***** Records for this task

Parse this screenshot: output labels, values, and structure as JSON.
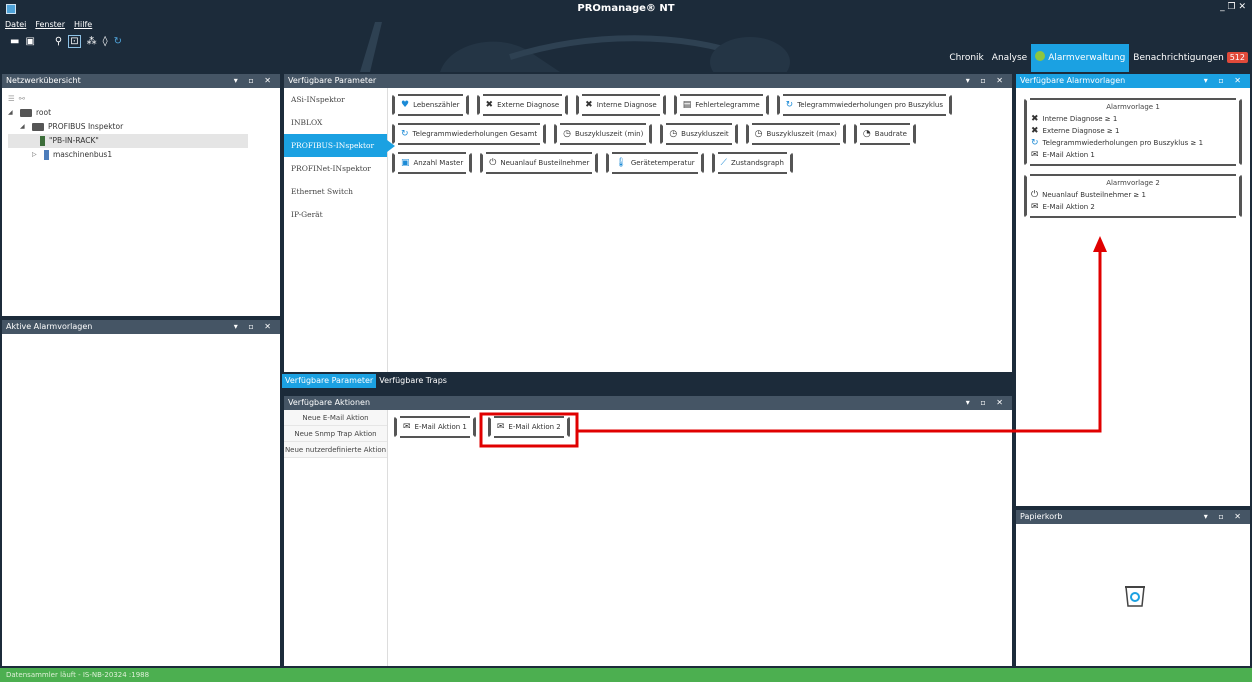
{
  "app": {
    "title": "PROmanage® NT",
    "window_controls": "_ ❐ ✕"
  },
  "menu": [
    "Datei",
    "Fenster",
    "Hilfe"
  ],
  "toolbar_icons": [
    "open-folder-icon",
    "save-icon",
    "search-icon",
    "select-icon",
    "network-icon",
    "location-icon",
    "refresh-icon"
  ],
  "views": {
    "chronik": "Chronik",
    "analyse": "Analyse",
    "alarmverwaltung": "Alarmverwaltung",
    "benachrichtigungen": "Benachrichtigungen",
    "badge": "512"
  },
  "network_overview": {
    "title": "Netzwerkübersicht",
    "tree": {
      "root": "root",
      "inspector": "PROFIBUS Inspektor",
      "device": "\"PB-IN-RACK\"",
      "bus": "maschinenbus1"
    }
  },
  "active_alarm_templates": {
    "title": "Aktive Alarmvorlagen"
  },
  "available_parameters": {
    "title": "Verfügbare Parameter",
    "tabs": [
      "ASi-INspektor",
      "INBLOX",
      "PROFIBUS-INspektor",
      "PROFINet-INspektor",
      "Ethernet Switch",
      "IP-Gerät"
    ],
    "rows": [
      [
        "Lebenszähler",
        "Externe Diagnose",
        "Interne Diagnose",
        "Fehlertelegramme",
        "Telegrammwiederholungen pro Buszyklus"
      ],
      [
        "Telegrammwiederholungen Gesamt",
        "Buszykluszeit (min)",
        "Buszykluszeit",
        "Buszykluszeit (max)",
        "Baudrate"
      ],
      [
        "Anzahl Master",
        "Neuanlauf Busteilnehmer",
        "Gerätetemperatur",
        "Zustandsgraph"
      ]
    ]
  },
  "bottom_tabs": {
    "params": "Verfügbare Parameter",
    "traps": "Verfügbare Traps"
  },
  "available_actions": {
    "title": "Verfügbare Aktionen",
    "new_email": "Neue E-Mail Aktion",
    "new_snmp": "Neue Snmp Trap Aktion",
    "new_custom": "Neue nutzerdefinierte Aktion",
    "actions": [
      "E-Mail Aktion 1",
      "E-Mail Aktion 2"
    ]
  },
  "alarm_templates": {
    "title": "Verfügbare Alarmvorlagen",
    "t1": {
      "title": "Alarmvorlage 1",
      "l1": "Interne Diagnose  ≥  1",
      "l2": "Externe Diagnose  ≥  1",
      "l3": "Telegrammwiederholungen pro Buszyklus  ≥  1",
      "l4": "E-Mail Aktion 1"
    },
    "t2": {
      "title": "Alarmvorlage 2",
      "l1": "Neuanlauf Busteilnehmer  ≥  1",
      "l2": "E-Mail Aktion 2"
    }
  },
  "trash": {
    "title": "Papierkorb"
  },
  "status": "Datensammler läuft - IS-NB-20324 :1988",
  "colors": {
    "accent": "#1ba1e2",
    "highlight": "#e00000",
    "status_bar": "#4caf50",
    "badge": "#e04a3a"
  }
}
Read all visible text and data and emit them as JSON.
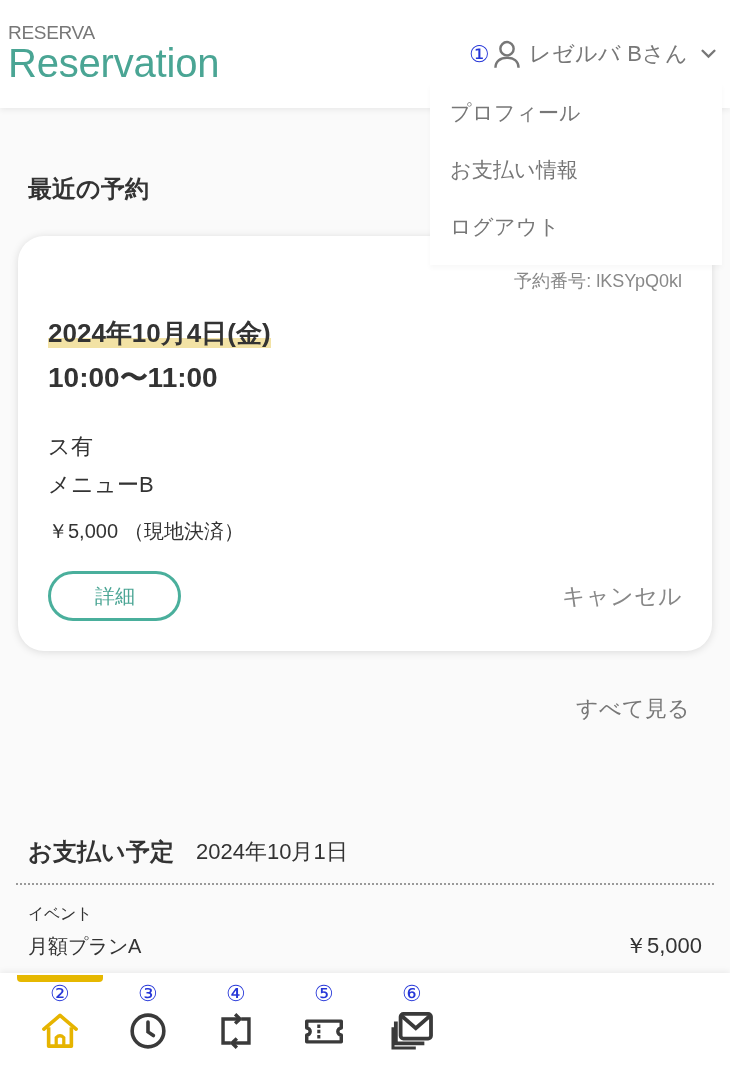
{
  "header": {
    "logo_small": "RESERVA",
    "logo": "Reservation",
    "user_menu": {
      "marker": "①",
      "name": "レゼルバ Bさん",
      "expanded": true,
      "items": [
        {
          "label": "プロフィール"
        },
        {
          "label": "お支払い情報"
        },
        {
          "label": "ログアウト"
        }
      ]
    }
  },
  "recent_reservations": {
    "title": "最近の予約",
    "cards": [
      {
        "reservation_number": "予約番号: lKSYpQ0kl",
        "date": "2024年10月4日(金)",
        "time": "10:00〜11:00",
        "details": [
          "ス有",
          "メニューB"
        ],
        "price": "￥5,000 （現地決済）",
        "detail_button": "詳細",
        "cancel_link": "キャンセル"
      }
    ],
    "view_all": "すべて見る"
  },
  "payment_schedule": {
    "title": "お支払い予定",
    "date": "2024年10月1日",
    "items": [
      {
        "category": "イベント",
        "name": "月額プランA",
        "amount": "￥5,000"
      }
    ]
  },
  "bottom_nav": [
    {
      "marker": "②",
      "selected": true
    },
    {
      "marker": "③",
      "selected": false
    },
    {
      "marker": "④",
      "selected": false
    },
    {
      "marker": "⑤",
      "selected": false
    },
    {
      "marker": "⑥",
      "selected": false
    }
  ]
}
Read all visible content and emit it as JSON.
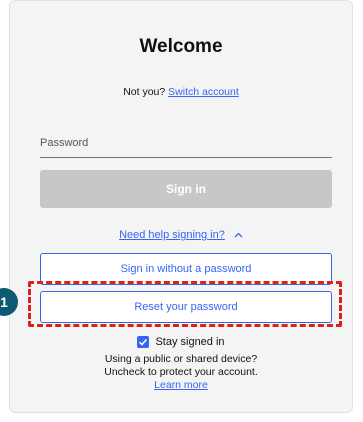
{
  "header": {
    "title": "Welcome"
  },
  "account": {
    "not_you_label": "Not you?",
    "switch_account_label": "Switch account"
  },
  "form": {
    "password_placeholder": "Password",
    "signin_label": "Sign in",
    "help_label": "Need help signing in?",
    "help_caret": "^",
    "signin_without_password_label": "Sign in without a password",
    "reset_password_label": "Reset your password",
    "stay_signed_in_label": "Stay signed in",
    "stay_signed_in_checked": true
  },
  "info": {
    "line1": "Using a public or shared device?",
    "line2": "Uncheck to protect your account.",
    "learn_more": "Learn more"
  },
  "annotation": {
    "step_number": "1",
    "highlight_color": "#e01e1e",
    "badge_color": "#0d5b72"
  },
  "colors": {
    "accent": "#3665f3",
    "disabled_button": "#c7c7c7",
    "card_background": "#f4f4f4"
  }
}
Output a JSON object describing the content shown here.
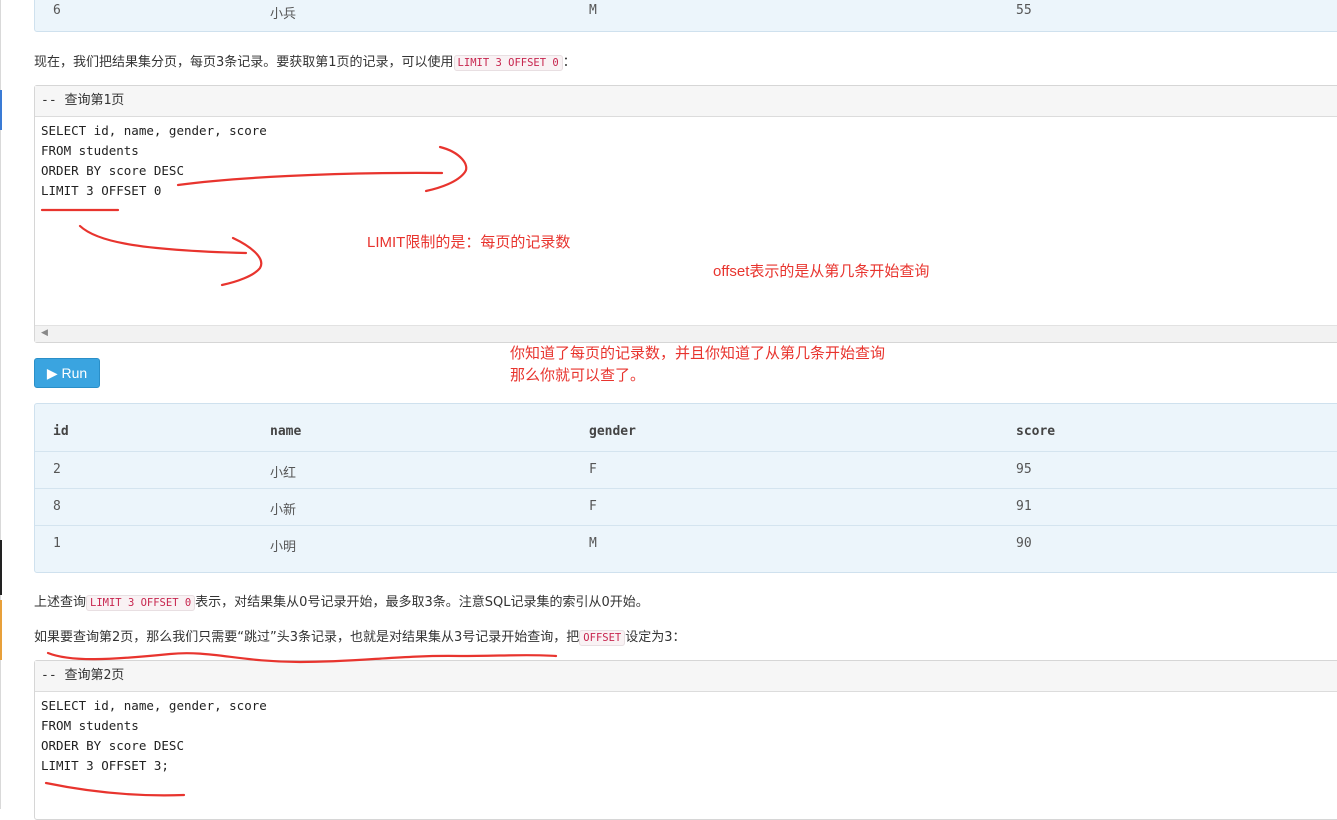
{
  "top_table_row": {
    "id": "6",
    "name": "小兵",
    "gender": "M",
    "score": "55"
  },
  "para1": {
    "before": "现在，我们把结果集分页，每页3条记录。要获取第1页的记录，可以使用",
    "code": "LIMIT 3 OFFSET 0",
    "after": "："
  },
  "code_block1": {
    "header": "-- 查询第1页",
    "lines": [
      "SELECT id, name, gender, score",
      "FROM students",
      "ORDER BY score DESC",
      "LIMIT 3 OFFSET 0"
    ]
  },
  "run_button": {
    "icon": "play-icon",
    "label": "▶ Run"
  },
  "result_table": {
    "columns": [
      "id",
      "name",
      "gender",
      "score"
    ],
    "rows": [
      [
        "2",
        "小红",
        "F",
        "95"
      ],
      [
        "8",
        "小新",
        "F",
        "91"
      ],
      [
        "1",
        "小明",
        "M",
        "90"
      ]
    ]
  },
  "para2": {
    "before": "上述查询",
    "code": "LIMIT 3 OFFSET 0",
    "after": "表示，对结果集从0号记录开始，最多取3条。注意SQL记录集的索引从0开始。"
  },
  "para3": {
    "before": "如果要查询第2页，那么我们只需要“跳过”头3条记录，也就是对结果集从3号记录开始查询，把",
    "code": "OFFSET",
    "after": "设定为3："
  },
  "code_block2": {
    "header": "-- 查询第2页",
    "lines": [
      "SELECT id, name, gender, score",
      "FROM students",
      "ORDER BY score DESC",
      "LIMIT 3 OFFSET 3;"
    ]
  },
  "annotations": {
    "limit_note": "LIMIT限制的是：每页的记录数",
    "offset_note": "offset表示的是从第几条开始查询",
    "summary_line1": "你知道了每页的记录数，并且你知道了从第几条开始查询",
    "summary_line2": "那么你就可以查了。"
  },
  "colors": {
    "annotation": "#e8342e",
    "run_button": "#3aa4e0",
    "result_bg": "#ecf5fb",
    "code_inline": "#c7254e"
  }
}
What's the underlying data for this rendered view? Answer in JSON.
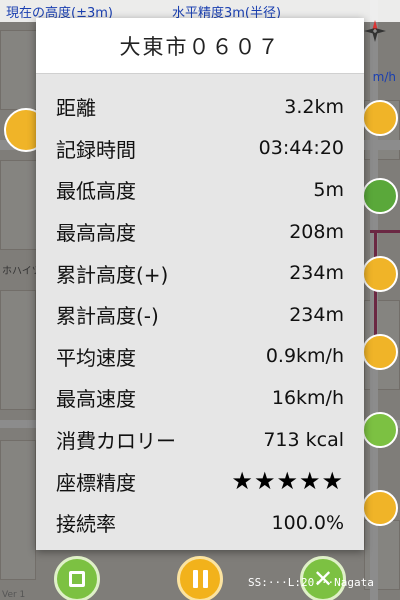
{
  "map": {
    "header_left": "現在の高度(±3m)",
    "header_right": "水平精度3m(半径)",
    "speed_unit": "m/h",
    "label_left": "ホハイツ",
    "scale_label": "Ver 1"
  },
  "dialog": {
    "title": "大東市０６０７",
    "rows": [
      {
        "label": "距離",
        "value": "3.2km"
      },
      {
        "label": "記録時間",
        "value": "03:44:20"
      },
      {
        "label": "最低高度",
        "value": "5m"
      },
      {
        "label": "最高高度",
        "value": "208m"
      },
      {
        "label": "累計高度(+)",
        "value": "234m"
      },
      {
        "label": "累計高度(-)",
        "value": "234m"
      },
      {
        "label": "平均速度",
        "value": "0.9km/h"
      },
      {
        "label": "最高速度",
        "value": "16km/h"
      },
      {
        "label": "消費カロリー",
        "value": "713 kcal"
      },
      {
        "label": "座標精度",
        "value": "★★★★★"
      },
      {
        "label": "接続率",
        "value": "100.0%"
      }
    ]
  },
  "controls": {
    "stop": "stop-icon",
    "pause": "pause-icon",
    "close": "close-icon",
    "close_glyph": "✕"
  },
  "watermark": "SS:···L:20···Nagata",
  "colors": {
    "accent_green": "#7cc142",
    "accent_yellow": "#f2b21b",
    "header_blue": "#1a3fb0"
  }
}
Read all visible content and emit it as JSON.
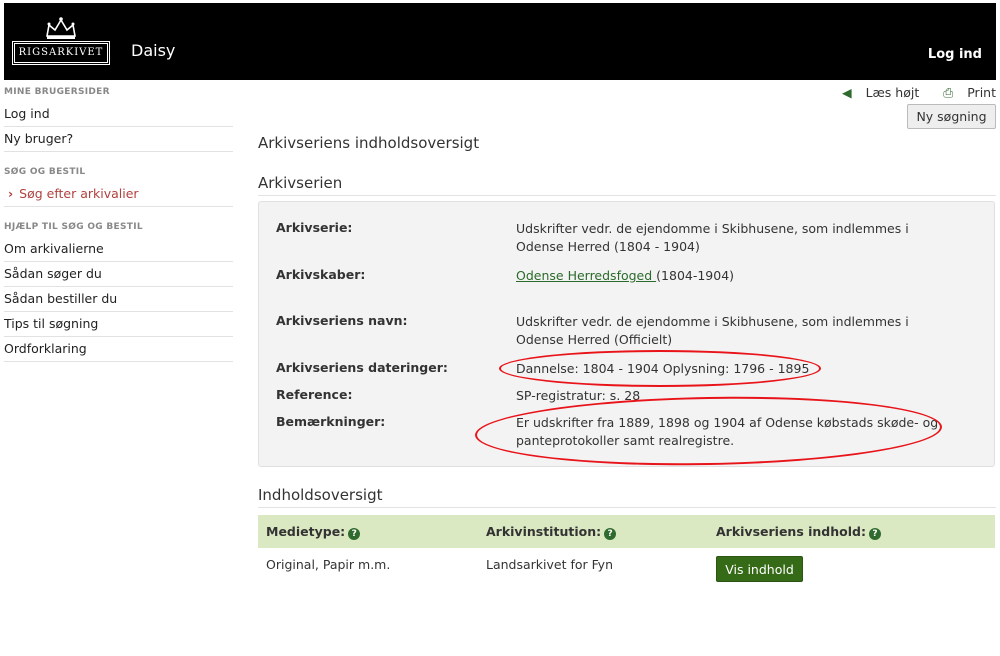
{
  "header": {
    "logo_text": "RIGSARKIVET",
    "app_name": "Daisy",
    "login_label": "Log ind"
  },
  "sidebar": {
    "sections": [
      {
        "heading": "MINE BRUGERSIDER",
        "items": [
          "Log ind",
          "Ny bruger?"
        ]
      },
      {
        "heading": "SØG OG BESTIL",
        "items": [
          "Søg efter arkivalier"
        ]
      },
      {
        "heading": "HJÆLP TIL SØG OG BESTIL",
        "items": [
          "Om arkivalierne",
          "Sådan søger du",
          "Sådan bestiller du",
          "Tips til søgning",
          "Ordforklaring"
        ]
      }
    ]
  },
  "tools": {
    "read_aloud": "Læs højt",
    "print": "Print"
  },
  "new_search_label": "Ny søgning",
  "page_title": "Arkivseriens indholdsoversigt",
  "series_section_title": "Arkivserien",
  "details": {
    "arkivserie_label": "Arkivserie:",
    "arkivserie_value": "Udskrifter vedr. de ejendomme i Skibhusene, som indlemmes i Odense Herred (1804 - 1904)",
    "arkivskaber_label": "Arkivskaber:",
    "arkivskaber_link": "Odense Herredsfoged ",
    "arkivskaber_years": "(1804-1904)",
    "navn_label": "Arkivseriens navn:",
    "navn_value": "Udskrifter vedr. de ejendomme i Skibhusene, som indlemmes i Odense Herred (Officielt)",
    "dateringer_label": "Arkivseriens dateringer:",
    "dateringer_value": "Dannelse: 1804 - 1904 Oplysning: 1796 - 1895",
    "reference_label": "Reference:",
    "reference_value": "SP-registratur: s. 28",
    "bemaerkninger_label": "Bemærkninger:",
    "bemaerkninger_value": "Er udskrifter fra 1889, 1898 og 1904 af Odense købstads skøde- og panteprotokoller samt realregistre."
  },
  "contents_section_title": "Indholdsoversigt",
  "table": {
    "headers": [
      "Medietype:",
      "Arkivinstitution:",
      "Arkivseriens indhold:"
    ],
    "row": {
      "medietype": "Original, Papir m.m.",
      "institution": "Landsarkivet for Fyn",
      "button": "Vis indhold"
    }
  },
  "colors": {
    "annotation": "#e8141a",
    "accent_green": "#356a16",
    "table_header": "#dbe9c2"
  }
}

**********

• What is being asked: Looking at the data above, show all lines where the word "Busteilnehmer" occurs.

• Result of this task:
        "Neuanlauf Busteilnehmer",
      "l1": "Neuanlauf Busteilnehmer  ≥  1",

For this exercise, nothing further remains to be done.